By Katie E. Golden, MD

Chest pain is understandably one of the most frequent reasons that people present to an emergency department (ED). While it is a common symptom, it can potentially be the sign of a severe condition, and thus warrants a time-sensitive evaluation. For this reason, we want to take the time to explain the standard diagnostic approach to chest pain, and what to expect during and after your ED visit.


When someone is having chest pain, the first and most important test is an EKG. This is an electrical tracing of your heartbeat that can be obtained quickly and gives us some critical information within minutes of the patient’s arrival. Most importantly, it will rule out an acute heart attack (when there is a blockage in one a coronary arteries, preventing the heart muscle from getting the blood and oxygen it needs to pump normally). While it may take some time for a patient to make their way through triage, the waiting room, and into a treatment room, their EKG is brought immediately to a doctor to screen for any cardiac emergencies. The EKG also tells us if you have an arrhythmia (when your heart beats too fast, too slow, or in an abnormal rhythm), or signs of structural heart disease (an enlarged heart, for example), however both of these conditions are typically less emergent than a heart attack.


Given most patients who come into the ED with chest pain are not having a heart attack, several other tests are sometimes initiated from the triage room to evaluate for other causes of chest pain while the patient awaits a treatment room to become available. This sometimes includes laboratory tests, more specifically blood counts, electrolyte levels, kidney and liver function tests, and a blood test commonly referred to as a ‘troponin’ or ‘cardiac enzyme.’ This is a protein that is elevated in the blood whenever there is significant physiologic stress or strain on the heart; it is not specific to a particular disease or condition but provides a general screening tool for a heart condition. We also sometimes obtain an Xray of the chest, which also allows us to evaluate for conditions such as fluids in the lungs, a collapsed lung, pneumonia, an enlarged heart (which can be a sign of heart failure), to name just a few examples.
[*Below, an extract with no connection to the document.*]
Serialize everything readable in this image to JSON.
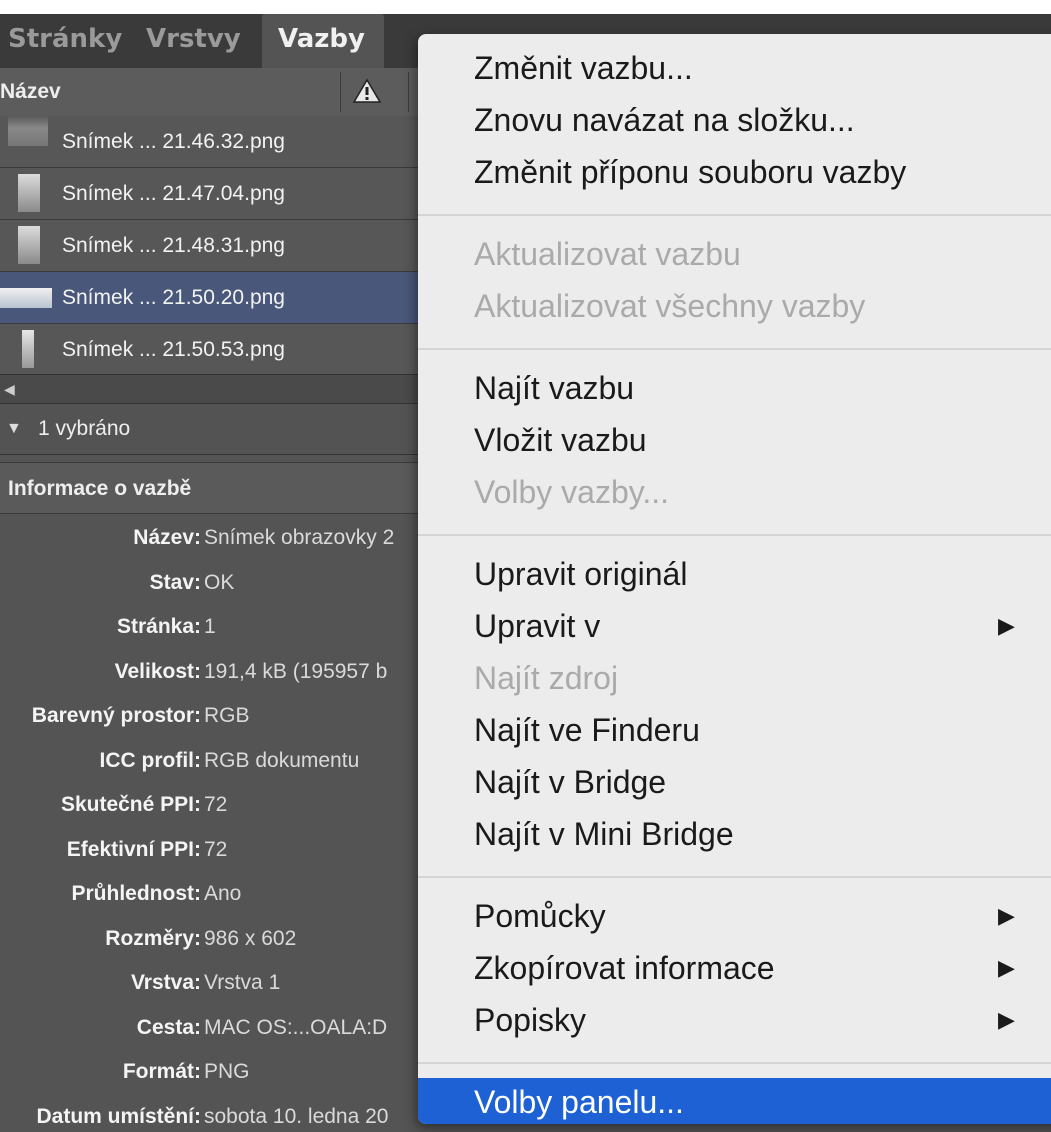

It is common that our testing in the ED does not show any concerning abnormalities or apparent cause for the patient’s symptoms. In this scenario, the physician may be able to make a clinical diagnosis based on the characteristics of a patient’s symptoms alone. Commonly, however, no clear diagnosis can be made in the ED. This can be understandably frustrating to the patient, but we do our best first to rule out an acute life-threatening process, and then allow for the appropriate amount of time and subsequent testing to make the right diagnosis in the end. An EKG, for example, rules out a heart attack, but it does not rule out coronary artery disease (when there are narrowed areas in the heart’s arteries that can ultimately lead to a heart attack). In the absence of a clear diagnosis, the physician will either recommend a more extended stay in the hospital to run more tests (such as a CT scan of the chest to look for a blood clot, or a stress test to look for coronary artery disease), or determine a patient is safe to be discharged and follow up with a doctor for further evaluation and testing as an outpatient.  These decisions are always made with careful consideration to a particular patient’s circumstances, and often in consultation with on-call cardiologists, internal medicine doctors, and a patient’s primary care doctor.


This means that oftentimes the ED is often the first stop, but not the last, in the evaluation of a patient’s chest pain. After we rule out a life-threatening condition, our next goal is to help a patient figure out the most appropriate next step in their evaluation process. As is true for many symptoms, it often requires several rounds of testing and doctor’s appointments, and time, to make the right diagnosis. Most importantly, however, we want patients to understand that because an ED visit cannot always entirely exclude cardiac chest pain, they should not await their next outpatient appointment if their chest pain (or associated symptoms) are getting worse. In this scenario, repeat ED evaluations are often necessary to assess for any change in their EKG or blood tests, and sometimes hospitalization to expedite their cardiac testing.